**Available records**
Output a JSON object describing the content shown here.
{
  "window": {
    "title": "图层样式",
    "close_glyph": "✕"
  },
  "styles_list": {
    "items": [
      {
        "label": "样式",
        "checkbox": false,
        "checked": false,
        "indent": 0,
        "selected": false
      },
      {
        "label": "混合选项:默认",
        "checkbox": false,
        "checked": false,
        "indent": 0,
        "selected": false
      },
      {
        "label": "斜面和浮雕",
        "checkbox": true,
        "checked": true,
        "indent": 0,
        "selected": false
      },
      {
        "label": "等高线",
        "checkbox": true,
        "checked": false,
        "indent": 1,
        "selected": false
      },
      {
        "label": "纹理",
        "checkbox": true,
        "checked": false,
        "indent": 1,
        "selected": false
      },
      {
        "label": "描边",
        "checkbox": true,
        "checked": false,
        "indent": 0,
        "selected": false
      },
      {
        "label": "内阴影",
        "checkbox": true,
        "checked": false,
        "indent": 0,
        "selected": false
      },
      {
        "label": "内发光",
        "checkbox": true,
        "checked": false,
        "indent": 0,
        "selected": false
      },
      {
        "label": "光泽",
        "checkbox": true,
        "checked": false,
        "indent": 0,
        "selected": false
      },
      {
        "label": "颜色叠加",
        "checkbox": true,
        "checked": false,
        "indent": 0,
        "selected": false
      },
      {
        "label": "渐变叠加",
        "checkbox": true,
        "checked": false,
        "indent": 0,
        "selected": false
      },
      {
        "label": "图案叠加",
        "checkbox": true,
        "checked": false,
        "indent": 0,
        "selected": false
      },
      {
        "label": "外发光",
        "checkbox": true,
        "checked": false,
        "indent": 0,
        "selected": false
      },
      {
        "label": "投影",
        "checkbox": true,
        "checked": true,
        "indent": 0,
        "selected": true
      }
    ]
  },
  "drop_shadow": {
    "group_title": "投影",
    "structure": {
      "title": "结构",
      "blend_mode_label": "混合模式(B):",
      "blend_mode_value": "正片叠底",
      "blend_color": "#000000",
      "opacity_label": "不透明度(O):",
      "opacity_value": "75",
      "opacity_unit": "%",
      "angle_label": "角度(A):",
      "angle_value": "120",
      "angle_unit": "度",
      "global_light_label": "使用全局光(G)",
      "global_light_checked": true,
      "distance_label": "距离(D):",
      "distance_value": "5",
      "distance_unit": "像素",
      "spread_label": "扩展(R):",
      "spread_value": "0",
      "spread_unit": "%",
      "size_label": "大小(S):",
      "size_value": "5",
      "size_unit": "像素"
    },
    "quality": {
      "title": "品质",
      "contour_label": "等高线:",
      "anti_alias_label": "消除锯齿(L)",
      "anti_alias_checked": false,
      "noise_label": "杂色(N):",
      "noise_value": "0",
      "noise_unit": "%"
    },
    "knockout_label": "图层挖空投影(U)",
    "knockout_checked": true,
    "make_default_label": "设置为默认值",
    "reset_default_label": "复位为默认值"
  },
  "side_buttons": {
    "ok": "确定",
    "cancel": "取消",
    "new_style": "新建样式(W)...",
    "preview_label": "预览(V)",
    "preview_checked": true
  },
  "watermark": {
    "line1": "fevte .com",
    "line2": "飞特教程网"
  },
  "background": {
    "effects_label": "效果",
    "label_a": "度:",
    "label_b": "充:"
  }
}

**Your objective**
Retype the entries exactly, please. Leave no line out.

**Output below**
Output a JSON object describing the content shown here.
{
  "window": {
    "title": "图层样式",
    "close_glyph": "✕"
  },
  "styles_list": {
    "items": [
      {
        "label": "样式",
        "checkbox": false,
        "checked": false,
        "indent": 0,
        "selected": false
      },
      {
        "label": "混合选项:默认",
        "checkbox": false,
        "checked": false,
        "indent": 0,
        "selected": false
      },
      {
        "label": "斜面和浮雕",
        "checkbox": true,
        "checked": true,
        "indent": 0,
        "selected": false
      },
      {
        "label": "等高线",
        "checkbox": true,
        "checked": false,
        "indent": 1,
        "selected": false
      },
      {
        "label": "纹理",
        "checkbox": true,
        "checked": false,
        "indent": 1,
        "selected": false
      },
      {
        "label": "描边",
        "checkbox": true,
        "checked": false,
        "indent": 0,
        "selected": false
      },
      {
        "label": "内阴影",
        "checkbox": true,
        "checked": false,
        "indent": 0,
        "selected": false
      },
      {
        "label": "内发光",
        "checkbox": true,
        "checked": false,
        "indent": 0,
        "selected": false
      },
      {
        "label": "光泽",
        "checkbox": true,
        "checked": false,
        "indent": 0,
        "selected": false
      },
      {
        "label": "颜色叠加",
        "checkbox": true,
        "checked": false,
        "indent": 0,
        "selected": false
      },
      {
        "label": "渐变叠加",
        "checkbox": true,
        "checked": false,
        "indent": 0,
        "selected": false
      },
      {
        "label": "图案叠加",
        "checkbox": true,
        "checked": false,
        "indent": 0,
        "selected": false
      },
      {
        "label": "外发光",
        "checkbox": true,
        "checked": false,
        "indent": 0,
        "selected": false
      },
      {
        "label": "投影",
        "checkbox": true,
        "checked": true,
        "indent": 0,
        "selected": true
      }
    ]
  },
  "drop_shadow": {
    "group_title": "投影",
    "structure": {
      "title": "结构",
      "blend_mode_label": "混合模式(B):",
      "blend_mode_value": "正片叠底",
      "blend_color": "#000000",
      "opacity_label": "不透明度(O):",
      "opacity_value": "75",
      "opacity_unit": "%",
      "angle_label": "角度(A):",
      "angle_value": "120",
      "angle_unit": "度",
      "global_light_label": "使用全局光(G)",
      "global_light_checked": true,
      "distance_label": "距离(D):",
      "distance_value": "5",
      "distance_unit": "像素",
      "spread_label": "扩展(R):",
      "spread_value": "0",
      "spread_unit": "%",
      "size_label": "大小(S):",
      "size_value": "5",
      "size_unit": "像素"
    },
    "quality": {
      "title": "品质",
      "contour_label": "等高线:",
      "anti_alias_label": "消除锯齿(L)",
      "anti_alias_checked": false,
      "noise_label": "杂色(N):",
      "noise_value": "0",
      "noise_unit": "%"
    },
    "knockout_label": "图层挖空投影(U)",
    "knockout_checked": true,
    "make_default_label": "设置为默认值",
    "reset_default_label": "复位为默认值"
  },
  "side_buttons": {
    "ok": "确定",
    "cancel": "取消",
    "new_style": "新建样式(W)...",
    "preview_label": "预览(V)",
    "preview_checked": true
  },
  "watermark": {
    "line1": "fevte .com",
    "line2": "飞特教程网"
  },
  "background": {
    "effects_label": "效果",
    "label_a": "度:",
    "label_b": "充:"
  }
}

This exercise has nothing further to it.